Supplied records:
-----

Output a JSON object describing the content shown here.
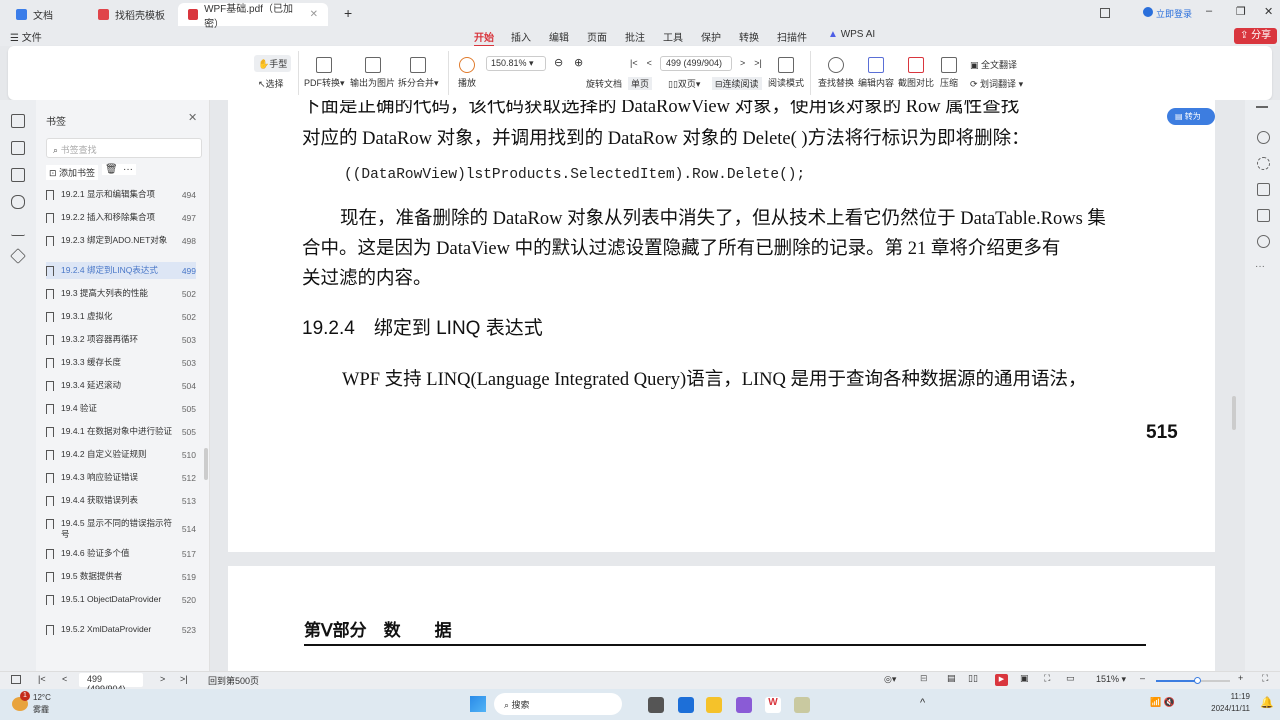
{
  "tabs": [
    {
      "label": "文档",
      "color": "#3b7de9"
    },
    {
      "label": "找稻壳模板",
      "color": "#e0444a"
    },
    {
      "label": "WPF基础.pdf（已加密）",
      "color": "#d9363e",
      "active": true
    }
  ],
  "titlebar": {
    "login": "立即登录"
  },
  "menu": {
    "file": "文件",
    "items": [
      "开始",
      "插入",
      "编辑",
      "页面",
      "批注",
      "工具",
      "保护",
      "转换",
      "扫描件"
    ],
    "ai": "WPS AI",
    "share": "分享"
  },
  "ribbon": {
    "hand": "手型",
    "select": "选择",
    "pdf_convert": "PDF转换",
    "export_image": "输出为图片",
    "split_merge": "拆分合并",
    "play": "播放",
    "zoom": "150.81%",
    "page_input": "499 (499/904)",
    "rotate": "旋转文档",
    "single": "单页",
    "double": "双页",
    "continuous": "连续阅读",
    "read_mode": "阅读模式",
    "find_replace": "查找替换",
    "edit_content": "编辑内容",
    "screenshot_compare": "截图对比",
    "compress": "压缩",
    "full_translate": "全文翻译",
    "word_translate": "划词翻译"
  },
  "sidebar": {
    "title": "书签",
    "search_placeholder": "书签查找",
    "add_bookmark": "添加书签",
    "items": [
      {
        "label": "19.2.1 显示和编辑集合项",
        "page": "494"
      },
      {
        "label": "19.2.2 插入和移除集合项",
        "page": "497"
      },
      {
        "label": "19.2.3 绑定到ADO.NET对象",
        "page": "498"
      },
      {
        "label": "19.2.4 绑定到LINQ表达式",
        "page": "499",
        "selected": true
      },
      {
        "label": "19.3 提高大列表的性能",
        "page": "502"
      },
      {
        "label": "19.3.1 虚拟化",
        "page": "502"
      },
      {
        "label": "19.3.2 项容器再循环",
        "page": "503"
      },
      {
        "label": "19.3.3 缓存长度",
        "page": "503"
      },
      {
        "label": "19.3.4 延迟滚动",
        "page": "504"
      },
      {
        "label": "19.4 验证",
        "page": "505"
      },
      {
        "label": "19.4.1 在数据对象中进行验证",
        "page": "505"
      },
      {
        "label": "19.4.2 自定义验证规则",
        "page": "510"
      },
      {
        "label": "19.4.3 响应验证错误",
        "page": "512"
      },
      {
        "label": "19.4.4 获取错误列表",
        "page": "513"
      },
      {
        "label": "19.4.5 显示不同的错误指示符号",
        "page": "514"
      },
      {
        "label": "19.4.6 验证多个值",
        "page": "517"
      },
      {
        "label": "19.5 数据提供者",
        "page": "519"
      },
      {
        "label": "19.5.1 ObjectDataProvider",
        "page": "520"
      },
      {
        "label": "19.5.2 XmlDataProvider",
        "page": "523"
      }
    ]
  },
  "document": {
    "lines": [
      "下面是正确的代码，该代码获取选择的 DataRowView 对象，使用该对象的 Row 属性查找",
      "对应的 DataRow 对象，并调用找到的 DataRow 对象的 Delete( )方法将行标识为即将删除："
    ],
    "code": "((DataRowView)lstProducts.SelectedItem).Row.Delete();",
    "para2": [
      "现在，准备删除的 DataRow 对象从列表中消失了，但从技术上看它仍然位于 DataTable.Rows 集",
      "合中。这是因为 DataView 中的默认过滤设置隐藏了所有已删除的记录。第 21 章将介绍更多有",
      "关过滤的内容。"
    ],
    "heading": "19.2.4　绑定到 LINQ 表达式",
    "para3": "WPF 支持 LINQ(Language Integrated Query)语言，LINQ 是用于查询各种数据源的通用语法，",
    "page_number": "515",
    "next_heading": "第Ⅴ部分　数　　据",
    "to_word": "转为Word"
  },
  "statusbar": {
    "page_input": "499 (499/904)",
    "back": "回到第500页",
    "zoom": "151%",
    "zoom_fraction": 0.55
  },
  "taskbar": {
    "temp": "12°C",
    "weather": "雾霾",
    "badge": "1",
    "search": "搜索",
    "time": "11:19",
    "date": "2024/11/11"
  }
}
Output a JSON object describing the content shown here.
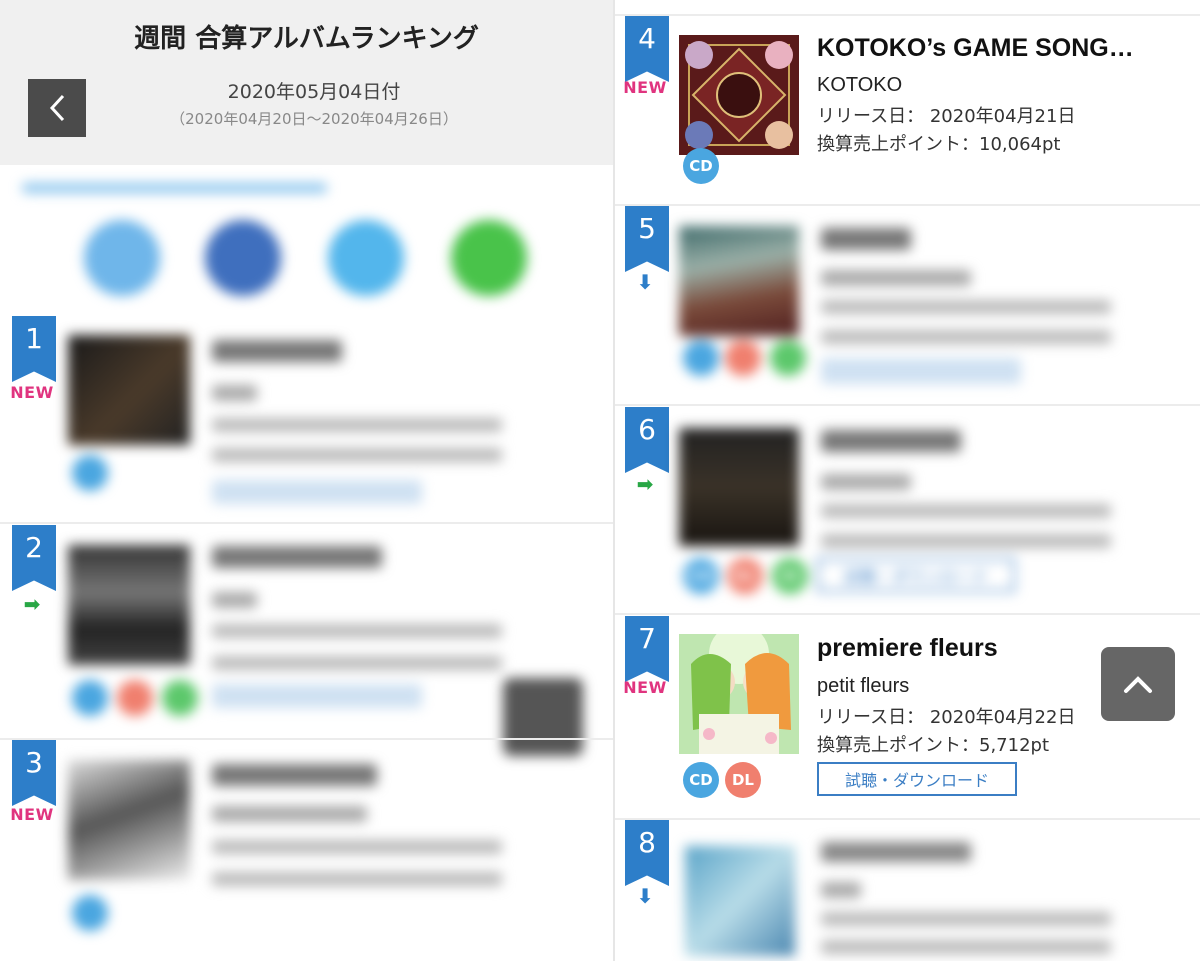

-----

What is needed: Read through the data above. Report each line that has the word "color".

Answer box:
      "color": "#3b7de9"
      "color": "#e0444a"
      "color": "#d9363e",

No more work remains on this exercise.